- Have students revisit the essays and write a letter to themselves, pointing out how they might approach the task differently, or describing improvements they’ve noticed, or issues that remain.
- Include the DSP essays in a portfolio of coursework, along with reflective pieces on their writing development from the DSP essay until now.
Mid-Term or End-of-Term Assessment
- At the midpoint or end of the semester, ask students to self‐assess their development by having them re‐read their DSP Essay and compare it to a recent course paper. Ask them to write about how their writing has changed.
More Resources on the DSP ^
Each year, students receive a different article to read similar to those they will encounter in their classes. Accordingly, the prompt changes each year and is tailored to the specific issues the article addresses.
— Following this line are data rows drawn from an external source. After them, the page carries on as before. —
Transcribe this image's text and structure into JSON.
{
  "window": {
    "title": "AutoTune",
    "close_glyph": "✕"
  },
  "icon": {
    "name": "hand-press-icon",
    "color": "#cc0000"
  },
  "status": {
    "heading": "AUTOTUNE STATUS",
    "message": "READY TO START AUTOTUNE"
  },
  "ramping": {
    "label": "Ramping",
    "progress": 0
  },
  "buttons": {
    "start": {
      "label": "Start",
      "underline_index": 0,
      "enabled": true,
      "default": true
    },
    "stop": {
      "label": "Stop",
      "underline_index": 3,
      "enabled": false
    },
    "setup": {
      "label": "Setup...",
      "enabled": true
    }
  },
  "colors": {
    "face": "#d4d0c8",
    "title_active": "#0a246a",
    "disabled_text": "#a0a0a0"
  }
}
It will be particularly valuable to read both the article and the prompts that student see and you can access these here. By following this link to Sweetland’s DSP pages below, you can also see the instructions that students are given and so better understand how to engage with their writing. It might be particularly useful to know that Sweetland sends out reminders about the DSP at the start of the semester, complete with links to this information and a folder of your students’ essays.
“DSP Instructor Resources ” Sweetland Center for Writing. Web.
“DSP Student Page.” Sweetland Center for Writing. Web.
‘The Sweetland Center for Writing’s Directed Self-Placement (DSP) for Writing: Resources for Instructors.” Sweetland Center for Writing. Web.